● **Dataset content**:
========================

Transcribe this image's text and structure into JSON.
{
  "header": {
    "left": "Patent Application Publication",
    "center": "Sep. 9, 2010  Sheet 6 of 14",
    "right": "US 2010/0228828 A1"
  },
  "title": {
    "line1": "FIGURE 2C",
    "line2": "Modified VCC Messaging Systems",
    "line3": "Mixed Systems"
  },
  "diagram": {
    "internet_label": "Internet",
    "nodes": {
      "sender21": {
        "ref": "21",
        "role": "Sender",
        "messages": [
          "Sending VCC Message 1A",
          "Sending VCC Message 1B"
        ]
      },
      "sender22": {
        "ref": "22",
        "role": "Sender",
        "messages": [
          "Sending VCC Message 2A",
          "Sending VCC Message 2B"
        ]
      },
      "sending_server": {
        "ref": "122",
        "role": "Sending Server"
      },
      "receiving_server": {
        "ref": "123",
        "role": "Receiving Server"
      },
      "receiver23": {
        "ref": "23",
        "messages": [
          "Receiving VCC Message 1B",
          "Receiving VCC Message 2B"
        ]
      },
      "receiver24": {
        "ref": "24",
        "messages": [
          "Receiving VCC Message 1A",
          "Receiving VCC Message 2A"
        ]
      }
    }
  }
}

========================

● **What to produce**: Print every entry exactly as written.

● **Reply to the exercise**:
Transcribe this image's text and structure into JSON.
{
  "header": {
    "left": "Patent Application Publication",
    "center": "Sep. 9, 2010  Sheet 6 of 14",
    "right": "US 2010/0228828 A1"
  },
  "title": {
    "line1": "FIGURE 2C",
    "line2": "Modified VCC Messaging Systems",
    "line3": "Mixed Systems"
  },
  "diagram": {
    "internet_label": "Internet",
    "nodes": {
      "sender21": {
        "ref": "21",
        "role": "Sender",
        "messages": [
          "Sending VCC Message 1A",
          "Sending VCC Message 1B"
        ]
      },
      "sender22": {
        "ref": "22",
        "role": "Sender",
        "messages": [
          "Sending VCC Message 2A",
          "Sending VCC Message 2B"
        ]
      },
      "sending_server": {
        "ref": "122",
        "role": "Sending Server"
      },
      "receiving_server": {
        "ref": "123",
        "role": "Receiving Server"
      },
      "receiver23": {
        "ref": "23",
        "messages": [
          "Receiving VCC Message 1B",
          "Receiving VCC Message 2B"
        ]
      },
      "receiver24": {
        "ref": "24",
        "messages": [
          "Receiving VCC Message 1A",
          "Receiving VCC Message 2A"
        ]
      }
    }
  }
}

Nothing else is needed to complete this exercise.